Moroccan journalist Ali Lmrabet found that out first hand when he was sent to jail last year for three years for comments construed to be insulting to King Muhammad and the royal family.
Lmrabet's fate illustrates the type of restrictions on democratic rights common in the Muslim states of North Africa.
Events in Algeria show how robust the confrontation between the authorities and the media can get. The RSF report says that, in 2003, there was no let-up in legal harassment, prosecutions, court sentences, intimidation, and physical attacks against Algerian journalists.
That, however, did not deter Algerian newspapers from continuing strong attacks on President Abdelaziz Bouteflika and other top officials, particularly on the question of corruption. One daily ("Liberta") ran photos of Algeria's leaders under a headline reading "thieves."
In neighboring Tunisia, the situation is much the same. In its report, RSF says Tunisia has continued "to advertise itself as an oasis of stability and modernity and the region's most solid bulwark against Islamic fundamentalism."

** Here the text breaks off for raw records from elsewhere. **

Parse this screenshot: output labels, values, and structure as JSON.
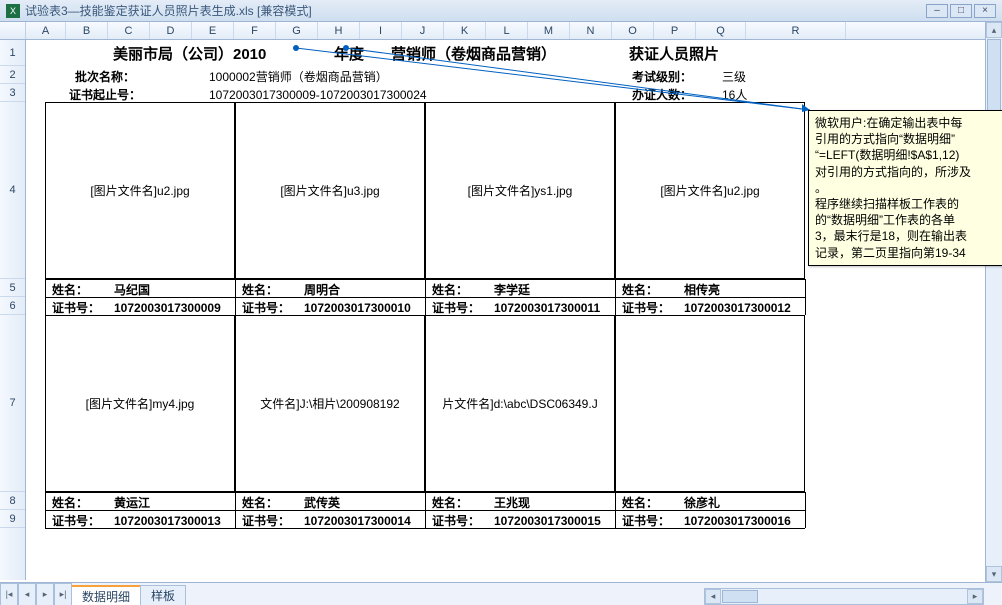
{
  "window": {
    "title": "试验表3—技能鉴定获证人员照片表生成.xls  [兼容模式]",
    "min": "–",
    "max": "□",
    "close": "×"
  },
  "cols": [
    "A",
    "B",
    "C",
    "D",
    "E",
    "F",
    "G",
    "H",
    "I",
    "J",
    "K",
    "L",
    "M",
    "N",
    "O",
    "P",
    "Q",
    "R"
  ],
  "rownums": [
    "1",
    "2",
    "3",
    "4",
    "5",
    "6",
    "7",
    "8",
    "9"
  ],
  "title_row": {
    "t1": "美丽市局（公司）2010",
    "t2": "年度",
    "t3": "营销师（卷烟商品营销）",
    "t4": "获证人员照片"
  },
  "row2": {
    "batch_lbl": "批次名称：",
    "batch_val": "1000002营销师（卷烟商品营销）",
    "exam_lvl_lbl": "考试级别：",
    "exam_lvl_val": "三级"
  },
  "row3": {
    "cert_range_lbl": "证书起止号：",
    "cert_range_val": "1072003017300009-1072003017300024",
    "count_lbl": "办证人数：",
    "count_val": "16人"
  },
  "photos_row1": [
    "[图片文件名]u2.jpg",
    "[图片文件名]u3.jpg",
    "[图片文件名]ys1.jpg",
    "[图片文件名]u2.jpg"
  ],
  "info_row1": {
    "name_lbl": "姓名：",
    "cert_lbl": "证书号：",
    "people": [
      {
        "name": "马纪国",
        "cert": "1072003017300009"
      },
      {
        "name": "周明合",
        "cert": "1072003017300010"
      },
      {
        "name": "李学廷",
        "cert": "1072003017300011"
      },
      {
        "name": "相传亮",
        "cert": "1072003017300012"
      }
    ]
  },
  "photos_row2": [
    "[图片文件名]my4.jpg",
    "文件名]J:\\相片\\200908192",
    "片文件名]d:\\abc\\DSC06349.J",
    ""
  ],
  "info_row2": {
    "name_lbl": "姓名：",
    "cert_lbl": "证书号：",
    "people": [
      {
        "name": "黄运江",
        "cert": "1072003017300013"
      },
      {
        "name": "武传英",
        "cert": "1072003017300014"
      },
      {
        "name": "王兆现",
        "cert": "1072003017300015"
      },
      {
        "name": "徐彦礼",
        "cert": "1072003017300016"
      }
    ]
  },
  "comment": {
    "l1": "微软用户:在确定输出表中每",
    "l2": "引用的方式指向“数据明细”",
    "l3": "  “=LEFT(数据明细!$A$1,12)",
    "l4": "对引用的方式指向的，所涉及",
    "l5": "。",
    "l6": "  程序继续扫描样板工作表的",
    "l7": "的“数据明细”工作表的各单",
    "l8": "3，最末行是18，则在输出表",
    "l9": "记录，第二页里指向第19-34"
  },
  "tabs": {
    "t1": "数据明细",
    "t2": "样板"
  },
  "arrows": {
    "first": "|◂",
    "prev": "◂",
    "next": "▸",
    "last": "▸|",
    "left": "◂",
    "right": "▸",
    "up": "▴",
    "down": "▾"
  }
}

But it says the gap is widening between "this image peddled abroad and the increasing violation of human rights in the country itself."
Further east, another Maghreb nation, Libya, is making strenuous efforts to end its political and economic isolation. Among other things, it has renounced all programs on weapons of mass destruction. It is also promising economic reforms, but RSF spokeswoman Cazes says this radical turnaround has certainly not affected the state of the media -- not yet at least: "Libya is promising a lot, but up till now, freedom of the press is nonexistent in that country. All the media are being very tightly controlled by [Libyan leader] Colonel [Muammar] Ghaddafi."
Regional analyst Eberhard Rhein notes it is now almost 10 years since the European Union began its so-called "Barcelona dialogue" with the Maghreb countries. This dialogue is supposed to bring economic progress to the Maghreb and bind the two sides in ever-deepening relations. But progress so far has been unspectacular.
"Overall progress has been slower, much slower, than in the European Union accession countries,” Rhein says. “[In North Africa,] they lack, of course, one big and supreme incentive -- namely, prospective membership of the EU."
What is particularly damaging, says Rhein, is that the North African states lack the educational standards that are necessary in the modern world.
"Education lags behind, and probably it is the most important lack, and the biggest shortcoming, when it comes to socio-economic development," he said.
But Rhein says the negative developments in the region should not be exaggerated. The Islamic insurgency in Algeria appears to be over, Libya is making every effort to reconnect itself with the international community, and Morocco's new king may eventually confirm his reform credentials.
Rhein says progress is being made, but too slowly: "There has been no regression since Barcelona, [but] progress should be faster. And the big question is, how can we jointly get them to go faster?"